Amazingly Disney never seemed to express any concern over the darker aspects of the plot, most of which came from the noir style of the detective story. The only objection that Disney ever raised was on the rising budget as it climbed towards $40 million. Once again it was Katzenberg who was able to talk Eisner into letting the project go through to completion. The issue of the frightening story moments is an interesting one to examine, particularly in hindsight. There are three deaths of humans (one of which is a shooting shown on screen) as well as multiple deaths of Toons including an execution of an innocent shoe by Judge Doom. Then of course there’s Jessica Rabbit with her gravity defying bust and extreme curves. Looking back on it now it seems as though Who Framed Roger Rabbit? managed to get into theaters just ahead of the rush of political correctness in children’s entertainment. While some mention was made about Jessica most adults seemed to get that she (and the jokes surrounding her) was mostly there for them, which was also true of the detective story. The kids got to enjoy the wild antics of the toons and there was something that the adults could enjoy which was specifically targeted to them.
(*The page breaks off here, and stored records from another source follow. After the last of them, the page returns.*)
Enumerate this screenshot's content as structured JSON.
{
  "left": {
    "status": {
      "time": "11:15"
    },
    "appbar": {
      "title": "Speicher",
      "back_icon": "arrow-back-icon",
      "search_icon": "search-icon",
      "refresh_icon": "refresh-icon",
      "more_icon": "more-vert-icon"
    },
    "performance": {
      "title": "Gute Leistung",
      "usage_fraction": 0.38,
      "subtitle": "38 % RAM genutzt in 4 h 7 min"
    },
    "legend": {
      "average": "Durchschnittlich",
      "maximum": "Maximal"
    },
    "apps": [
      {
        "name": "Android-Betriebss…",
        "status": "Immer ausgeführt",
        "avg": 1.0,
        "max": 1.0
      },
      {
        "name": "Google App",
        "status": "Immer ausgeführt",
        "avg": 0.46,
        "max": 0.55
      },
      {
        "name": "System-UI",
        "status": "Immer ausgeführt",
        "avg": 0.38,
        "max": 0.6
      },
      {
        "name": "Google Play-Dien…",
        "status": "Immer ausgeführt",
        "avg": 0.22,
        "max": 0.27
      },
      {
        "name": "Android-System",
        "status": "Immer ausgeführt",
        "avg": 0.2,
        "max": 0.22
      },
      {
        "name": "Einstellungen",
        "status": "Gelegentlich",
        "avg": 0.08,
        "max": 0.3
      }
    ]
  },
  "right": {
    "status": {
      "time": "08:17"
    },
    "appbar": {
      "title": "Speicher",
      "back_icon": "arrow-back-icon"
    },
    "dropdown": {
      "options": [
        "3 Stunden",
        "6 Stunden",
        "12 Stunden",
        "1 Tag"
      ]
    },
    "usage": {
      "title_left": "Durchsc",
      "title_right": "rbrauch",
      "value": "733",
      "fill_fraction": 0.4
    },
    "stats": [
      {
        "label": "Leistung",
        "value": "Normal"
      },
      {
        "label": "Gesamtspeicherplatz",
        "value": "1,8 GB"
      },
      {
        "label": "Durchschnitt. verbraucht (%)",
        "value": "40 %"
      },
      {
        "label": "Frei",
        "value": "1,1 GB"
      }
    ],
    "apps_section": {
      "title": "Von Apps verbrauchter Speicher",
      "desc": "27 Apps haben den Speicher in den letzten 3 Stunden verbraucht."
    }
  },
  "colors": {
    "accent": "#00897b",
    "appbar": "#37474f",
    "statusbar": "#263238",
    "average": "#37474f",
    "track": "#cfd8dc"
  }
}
In spite of the more adult leanings of the film (or perhaps even because of them) Who Framed Roger Rabbit? became much more than a film, it became a minor phenomenon. It was the second highest grossing film of 1988 (coming in behind Rain Man) and helped spur a renewed interest in the “golden age” of animation and the characters from those years. The success of the movie proved that Disney animation still had legs and this would lead to the Disney Renaissance of the late 1980s through the 1990s (which included such films as The Little Mermaid, Beauty and the Beast, and The Lion King.) The film now stands as an animation classic. An animated/live action combination film with murder, mayhem, sexual innuendo and featuring more classic cartoon characters than most people can name. There’s no way that should have worked, but it did.